*PROMPT:* Each record should be written out exactly as it stands.

*TASK INPUT:*
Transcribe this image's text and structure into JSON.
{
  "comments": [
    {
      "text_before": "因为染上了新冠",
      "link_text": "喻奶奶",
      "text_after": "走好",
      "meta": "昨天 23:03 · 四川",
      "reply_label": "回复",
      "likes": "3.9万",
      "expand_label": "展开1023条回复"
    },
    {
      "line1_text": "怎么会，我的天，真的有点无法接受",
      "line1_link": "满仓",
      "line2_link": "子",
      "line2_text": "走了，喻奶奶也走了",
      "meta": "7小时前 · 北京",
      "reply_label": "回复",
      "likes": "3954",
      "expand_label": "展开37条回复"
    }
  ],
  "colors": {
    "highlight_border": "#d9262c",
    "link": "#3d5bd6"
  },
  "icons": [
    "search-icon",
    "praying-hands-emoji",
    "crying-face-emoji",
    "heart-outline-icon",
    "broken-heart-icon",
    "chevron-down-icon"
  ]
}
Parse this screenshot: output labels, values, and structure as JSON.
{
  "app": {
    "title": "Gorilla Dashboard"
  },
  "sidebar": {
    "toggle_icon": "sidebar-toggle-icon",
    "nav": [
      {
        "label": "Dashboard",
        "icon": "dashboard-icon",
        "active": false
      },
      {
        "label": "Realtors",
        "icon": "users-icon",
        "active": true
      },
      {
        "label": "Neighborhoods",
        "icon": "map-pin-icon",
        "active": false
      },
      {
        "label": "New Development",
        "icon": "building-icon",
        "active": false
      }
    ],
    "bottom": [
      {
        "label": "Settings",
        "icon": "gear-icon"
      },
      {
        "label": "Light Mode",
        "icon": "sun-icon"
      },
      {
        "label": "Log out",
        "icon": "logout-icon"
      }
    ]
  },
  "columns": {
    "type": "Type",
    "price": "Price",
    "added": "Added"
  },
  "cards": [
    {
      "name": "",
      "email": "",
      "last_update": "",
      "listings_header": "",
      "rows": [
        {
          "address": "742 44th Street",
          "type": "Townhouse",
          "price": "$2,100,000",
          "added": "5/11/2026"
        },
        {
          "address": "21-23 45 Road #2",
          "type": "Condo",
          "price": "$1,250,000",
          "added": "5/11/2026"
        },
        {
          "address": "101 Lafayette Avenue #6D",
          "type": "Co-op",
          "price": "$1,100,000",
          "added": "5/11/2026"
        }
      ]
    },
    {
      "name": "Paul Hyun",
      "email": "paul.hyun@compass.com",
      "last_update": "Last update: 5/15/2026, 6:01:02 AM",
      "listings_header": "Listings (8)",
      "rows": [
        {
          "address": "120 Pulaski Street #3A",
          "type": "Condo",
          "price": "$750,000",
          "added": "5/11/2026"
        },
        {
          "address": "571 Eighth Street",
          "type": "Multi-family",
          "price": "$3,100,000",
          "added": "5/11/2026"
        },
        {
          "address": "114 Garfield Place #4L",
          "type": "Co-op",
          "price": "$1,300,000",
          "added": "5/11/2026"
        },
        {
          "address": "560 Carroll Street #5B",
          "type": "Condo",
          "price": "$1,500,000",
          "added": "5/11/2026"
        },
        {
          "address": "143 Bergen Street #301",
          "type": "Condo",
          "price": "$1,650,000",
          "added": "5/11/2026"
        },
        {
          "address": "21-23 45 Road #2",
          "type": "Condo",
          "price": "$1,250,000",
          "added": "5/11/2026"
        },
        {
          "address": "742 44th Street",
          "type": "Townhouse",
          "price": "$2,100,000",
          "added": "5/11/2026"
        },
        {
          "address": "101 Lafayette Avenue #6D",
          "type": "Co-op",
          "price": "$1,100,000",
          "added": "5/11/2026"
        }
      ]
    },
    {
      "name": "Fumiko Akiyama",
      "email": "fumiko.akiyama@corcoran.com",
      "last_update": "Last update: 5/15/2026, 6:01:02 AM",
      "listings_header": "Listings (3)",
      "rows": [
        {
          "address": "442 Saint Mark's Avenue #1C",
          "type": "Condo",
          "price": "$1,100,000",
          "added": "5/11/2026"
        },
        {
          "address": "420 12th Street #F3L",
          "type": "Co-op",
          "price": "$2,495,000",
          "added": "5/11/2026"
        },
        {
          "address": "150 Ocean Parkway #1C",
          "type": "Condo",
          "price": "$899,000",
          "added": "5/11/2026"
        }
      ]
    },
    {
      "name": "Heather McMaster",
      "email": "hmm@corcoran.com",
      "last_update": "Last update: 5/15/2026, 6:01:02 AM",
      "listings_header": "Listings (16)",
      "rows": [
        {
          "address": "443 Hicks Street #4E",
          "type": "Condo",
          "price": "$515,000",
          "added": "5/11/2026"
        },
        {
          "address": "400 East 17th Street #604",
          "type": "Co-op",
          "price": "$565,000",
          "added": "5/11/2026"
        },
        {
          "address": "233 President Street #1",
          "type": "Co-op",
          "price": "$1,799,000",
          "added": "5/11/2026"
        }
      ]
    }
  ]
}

*SOLUTION BELOW:*
Transcribe this image's text and structure into JSON.
{
  "comments": [
    {
      "text_before": "因为染上了新冠",
      "link_text": "喻奶奶",
      "text_after": "走好",
      "meta": "昨天 23:03 · 四川",
      "reply_label": "回复",
      "likes": "3.9万",
      "expand_label": "展开1023条回复"
    },
    {
      "line1_text": "怎么会，我的天，真的有点无法接受",
      "line1_link": "满仓",
      "line2_link": "子",
      "line2_text": "走了，喻奶奶也走了",
      "meta": "7小时前 · 北京",
      "reply_label": "回复",
      "likes": "3954",
      "expand_label": "展开37条回复"
    }
  ],
  "colors": {
    "highlight_border": "#d9262c",
    "link": "#3d5bd6"
  },
  "icons": [
    "search-icon",
    "praying-hands-emoji",
    "crying-face-emoji",
    "heart-outline-icon",
    "broken-heart-icon",
    "chevron-down-icon"
  ]
}
Parse this screenshot: output labels, values, and structure as JSON.
{
  "app": {
    "title": "Gorilla Dashboard"
  },
  "sidebar": {
    "toggle_icon": "sidebar-toggle-icon",
    "nav": [
      {
        "label": "Dashboard",
        "icon": "dashboard-icon",
        "active": false
      },
      {
        "label": "Realtors",
        "icon": "users-icon",
        "active": true
      },
      {
        "label": "Neighborhoods",
        "icon": "map-pin-icon",
        "active": false
      },
      {
        "label": "New Development",
        "icon": "building-icon",
        "active": false
      }
    ],
    "bottom": [
      {
        "label": "Settings",
        "icon": "gear-icon"
      },
      {
        "label": "Light Mode",
        "icon": "sun-icon"
      },
      {
        "label": "Log out",
        "icon": "logout-icon"
      }
    ]
  },
  "columns": {
    "type": "Type",
    "price": "Price",
    "added": "Added"
  },
  "cards": [
    {
      "name": "",
      "email": "",
      "last_update": "",
      "listings_header": "",
      "rows": [
        {
          "address": "742 44th Street",
          "type": "Townhouse",
          "price": "$2,100,000",
          "added": "5/11/2026"
        },
        {
          "address": "21-23 45 Road #2",
          "type": "Condo",
          "price": "$1,250,000",
          "added": "5/11/2026"
        },
        {
          "address": "101 Lafayette Avenue #6D",
          "type": "Co-op",
          "price": "$1,100,000",
          "added": "5/11/2026"
        }
      ]
    },
    {
      "name": "Paul Hyun",
      "email": "paul.hyun@compass.com",
      "last_update": "Last update: 5/15/2026, 6:01:02 AM",
      "listings_header": "Listings (8)",
      "rows": [
        {
          "address": "120 Pulaski Street #3A",
          "type": "Condo",
          "price": "$750,000",
          "added": "5/11/2026"
        },
        {
          "address": "571 Eighth Street",
          "type": "Multi-family",
          "price": "$3,100,000",
          "added": "5/11/2026"
        },
        {
          "address": "114 Garfield Place #4L",
          "type": "Co-op",
          "price": "$1,300,000",
          "added": "5/11/2026"
        },
        {
          "address": "560 Carroll Street #5B",
          "type": "Condo",
          "price": "$1,500,000",
          "added": "5/11/2026"
        },
        {
          "address": "143 Bergen Street #301",
          "type": "Condo",
          "price": "$1,650,000",
          "added": "5/11/2026"
        },
        {
          "address": "21-23 45 Road #2",
          "type": "Condo",
          "price": "$1,250,000",
          "added": "5/11/2026"
        },
        {
          "address": "742 44th Street",
          "type": "Townhouse",
          "price": "$2,100,000",
          "added": "5/11/2026"
        },
        {
          "address": "101 Lafayette Avenue #6D",
          "type": "Co-op",
          "price": "$1,100,000",
          "added": "5/11/2026"
        }
      ]
    },
    {
      "name": "Fumiko Akiyama",
      "email": "fumiko.akiyama@corcoran.com",
      "last_update": "Last update: 5/15/2026, 6:01:02 AM",
      "listings_header": "Listings (3)",
      "rows": [
        {
          "address": "442 Saint Mark's Avenue #1C",
          "type": "Condo",
          "price": "$1,100,000",
          "added": "5/11/2026"
        },
        {
          "address": "420 12th Street #F3L",
          "type": "Co-op",
          "price": "$2,495,000",
          "added": "5/11/2026"
        },
        {
          "address": "150 Ocean Parkway #1C",
          "type": "Condo",
          "price": "$899,000",
          "added": "5/11/2026"
        }
      ]
    },
    {
      "name": "Heather McMaster",
      "email": "hmm@corcoran.com",
      "last_update": "Last update: 5/15/2026, 6:01:02 AM",
      "listings_header": "Listings (16)",
      "rows": [
        {
          "address": "443 Hicks Street #4E",
          "type": "Condo",
          "price": "$515,000",
          "added": "5/11/2026"
        },
        {
          "address": "400 East 17th Street #604",
          "type": "Co-op",
          "price": "$565,000",
          "added": "5/11/2026"
        },
        {
          "address": "233 President Street #1",
          "type": "Co-op",
          "price": "$1,799,000",
          "added": "5/11/2026"
        }
      ]
    }
  ]
}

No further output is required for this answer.